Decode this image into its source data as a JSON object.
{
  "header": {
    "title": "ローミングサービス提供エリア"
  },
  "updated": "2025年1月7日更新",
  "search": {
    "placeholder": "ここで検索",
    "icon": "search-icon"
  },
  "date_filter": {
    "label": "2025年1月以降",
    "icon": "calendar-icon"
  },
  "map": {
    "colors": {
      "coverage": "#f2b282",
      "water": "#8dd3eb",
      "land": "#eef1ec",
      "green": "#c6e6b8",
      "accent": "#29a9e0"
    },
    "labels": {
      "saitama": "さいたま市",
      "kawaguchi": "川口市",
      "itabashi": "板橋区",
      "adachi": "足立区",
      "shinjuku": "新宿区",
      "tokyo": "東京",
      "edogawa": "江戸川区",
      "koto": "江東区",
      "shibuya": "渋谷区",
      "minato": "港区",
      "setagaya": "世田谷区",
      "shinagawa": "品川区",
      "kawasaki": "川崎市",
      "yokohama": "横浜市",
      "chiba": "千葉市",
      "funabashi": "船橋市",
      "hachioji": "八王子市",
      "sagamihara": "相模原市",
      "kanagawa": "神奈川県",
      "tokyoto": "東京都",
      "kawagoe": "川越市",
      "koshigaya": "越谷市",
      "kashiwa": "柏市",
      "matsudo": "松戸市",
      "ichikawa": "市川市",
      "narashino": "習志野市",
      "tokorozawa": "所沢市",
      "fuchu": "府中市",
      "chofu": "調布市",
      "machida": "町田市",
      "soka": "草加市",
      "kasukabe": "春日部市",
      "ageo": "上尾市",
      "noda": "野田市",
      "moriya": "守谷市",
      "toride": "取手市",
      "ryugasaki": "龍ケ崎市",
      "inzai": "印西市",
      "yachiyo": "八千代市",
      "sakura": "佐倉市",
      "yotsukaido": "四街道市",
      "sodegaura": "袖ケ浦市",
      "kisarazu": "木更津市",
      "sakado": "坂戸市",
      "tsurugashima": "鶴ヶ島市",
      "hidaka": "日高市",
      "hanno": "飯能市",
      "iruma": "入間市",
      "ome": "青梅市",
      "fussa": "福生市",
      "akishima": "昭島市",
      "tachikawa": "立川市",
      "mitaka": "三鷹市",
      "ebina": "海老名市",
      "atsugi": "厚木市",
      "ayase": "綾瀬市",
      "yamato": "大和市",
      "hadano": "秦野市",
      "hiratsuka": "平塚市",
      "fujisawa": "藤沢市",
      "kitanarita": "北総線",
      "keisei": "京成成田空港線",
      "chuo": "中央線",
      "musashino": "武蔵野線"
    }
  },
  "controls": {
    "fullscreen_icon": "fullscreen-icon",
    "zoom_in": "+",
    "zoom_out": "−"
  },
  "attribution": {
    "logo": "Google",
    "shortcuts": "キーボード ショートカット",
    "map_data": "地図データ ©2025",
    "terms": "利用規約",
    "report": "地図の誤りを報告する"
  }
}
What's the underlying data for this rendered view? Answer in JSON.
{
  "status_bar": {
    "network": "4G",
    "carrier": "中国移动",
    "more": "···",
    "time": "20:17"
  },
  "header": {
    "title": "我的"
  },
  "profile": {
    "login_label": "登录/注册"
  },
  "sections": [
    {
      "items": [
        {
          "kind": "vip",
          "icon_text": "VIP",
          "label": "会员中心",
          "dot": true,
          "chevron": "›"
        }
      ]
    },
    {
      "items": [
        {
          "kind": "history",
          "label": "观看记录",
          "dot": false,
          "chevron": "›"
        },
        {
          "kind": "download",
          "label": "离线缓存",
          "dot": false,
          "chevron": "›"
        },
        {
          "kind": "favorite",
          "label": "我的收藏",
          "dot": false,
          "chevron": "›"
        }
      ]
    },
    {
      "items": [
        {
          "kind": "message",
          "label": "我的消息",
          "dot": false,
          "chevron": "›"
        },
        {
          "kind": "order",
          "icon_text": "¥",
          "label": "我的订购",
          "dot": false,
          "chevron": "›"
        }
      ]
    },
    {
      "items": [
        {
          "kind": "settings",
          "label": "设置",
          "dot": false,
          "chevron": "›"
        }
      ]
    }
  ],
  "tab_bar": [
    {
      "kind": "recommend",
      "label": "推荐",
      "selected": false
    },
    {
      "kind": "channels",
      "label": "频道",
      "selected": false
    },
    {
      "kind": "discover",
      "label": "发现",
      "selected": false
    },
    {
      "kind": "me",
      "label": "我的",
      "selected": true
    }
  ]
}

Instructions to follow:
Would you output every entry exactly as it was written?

Output below:
Decode this image into its source data as a JSON object.
{
  "header": {
    "title": "ローミングサービス提供エリア"
  },
  "updated": "2025年1月7日更新",
  "search": {
    "placeholder": "ここで検索",
    "icon": "search-icon"
  },
  "date_filter": {
    "label": "2025年1月以降",
    "icon": "calendar-icon"
  },
  "map": {
    "colors": {
      "coverage": "#f2b282",
      "water": "#8dd3eb",
      "land": "#eef1ec",
      "green": "#c6e6b8",
      "accent": "#29a9e0"
    },
    "labels": {
      "saitama": "さいたま市",
      "kawaguchi": "川口市",
      "itabashi": "板橋区",
      "adachi": "足立区",
      "shinjuku": "新宿区",
      "tokyo": "東京",
      "edogawa": "江戸川区",
      "koto": "江東区",
      "shibuya": "渋谷区",
      "minato": "港区",
      "setagaya": "世田谷区",
      "shinagawa": "品川区",
      "kawasaki": "川崎市",
      "yokohama": "横浜市",
      "chiba": "千葉市",
      "funabashi": "船橋市",
      "hachioji": "八王子市",
      "sagamihara": "相模原市",
      "kanagawa": "神奈川県",
      "tokyoto": "東京都",
      "kawagoe": "川越市",
      "koshigaya": "越谷市",
      "kashiwa": "柏市",
      "matsudo": "松戸市",
      "ichikawa": "市川市",
      "narashino": "習志野市",
      "tokorozawa": "所沢市",
      "fuchu": "府中市",
      "chofu": "調布市",
      "machida": "町田市",
      "soka": "草加市",
      "kasukabe": "春日部市",
      "ageo": "上尾市",
      "noda": "野田市",
      "moriya": "守谷市",
      "toride": "取手市",
      "ryugasaki": "龍ケ崎市",
      "inzai": "印西市",
      "yachiyo": "八千代市",
      "sakura": "佐倉市",
      "yotsukaido": "四街道市",
      "sodegaura": "袖ケ浦市",
      "kisarazu": "木更津市",
      "sakado": "坂戸市",
      "tsurugashima": "鶴ヶ島市",
      "hidaka": "日高市",
      "hanno": "飯能市",
      "iruma": "入間市",
      "ome": "青梅市",
      "fussa": "福生市",
      "akishima": "昭島市",
      "tachikawa": "立川市",
      "mitaka": "三鷹市",
      "ebina": "海老名市",
      "atsugi": "厚木市",
      "ayase": "綾瀬市",
      "yamato": "大和市",
      "hadano": "秦野市",
      "hiratsuka": "平塚市",
      "fujisawa": "藤沢市",
      "kitanarita": "北総線",
      "keisei": "京成成田空港線",
      "chuo": "中央線",
      "musashino": "武蔵野線"
    }
  },
  "controls": {
    "fullscreen_icon": "fullscreen-icon",
    "zoom_in": "+",
    "zoom_out": "−"
  },
  "attribution": {
    "logo": "Google",
    "shortcuts": "キーボード ショートカット",
    "map_data": "地図データ ©2025",
    "terms": "利用規約",
    "report": "地図の誤りを報告する"
  }
}
What's the underlying data for this rendered view? Answer in JSON.
{
  "status_bar": {
    "network": "4G",
    "carrier": "中国移动",
    "more": "···",
    "time": "20:17"
  },
  "header": {
    "title": "我的"
  },
  "profile": {
    "login_label": "登录/注册"
  },
  "sections": [
    {
      "items": [
        {
          "kind": "vip",
          "icon_text": "VIP",
          "label": "会员中心",
          "dot": true,
          "chevron": "›"
        }
      ]
    },
    {
      "items": [
        {
          "kind": "history",
          "label": "观看记录",
          "dot": false,
          "chevron": "›"
        },
        {
          "kind": "download",
          "label": "离线缓存",
          "dot": false,
          "chevron": "›"
        },
        {
          "kind": "favorite",
          "label": "我的收藏",
          "dot": false,
          "chevron": "›"
        }
      ]
    },
    {
      "items": [
        {
          "kind": "message",
          "label": "我的消息",
          "dot": false,
          "chevron": "›"
        },
        {
          "kind": "order",
          "icon_text": "¥",
          "label": "我的订购",
          "dot": false,
          "chevron": "›"
        }
      ]
    },
    {
      "items": [
        {
          "kind": "settings",
          "label": "设置",
          "dot": false,
          "chevron": "›"
        }
      ]
    }
  ],
  "tab_bar": [
    {
      "kind": "recommend",
      "label": "推荐",
      "selected": false
    },
    {
      "kind": "channels",
      "label": "频道",
      "selected": false
    },
    {
      "kind": "discover",
      "label": "发现",
      "selected": false
    },
    {
      "kind": "me",
      "label": "我的",
      "selected": true
    }
  ]
}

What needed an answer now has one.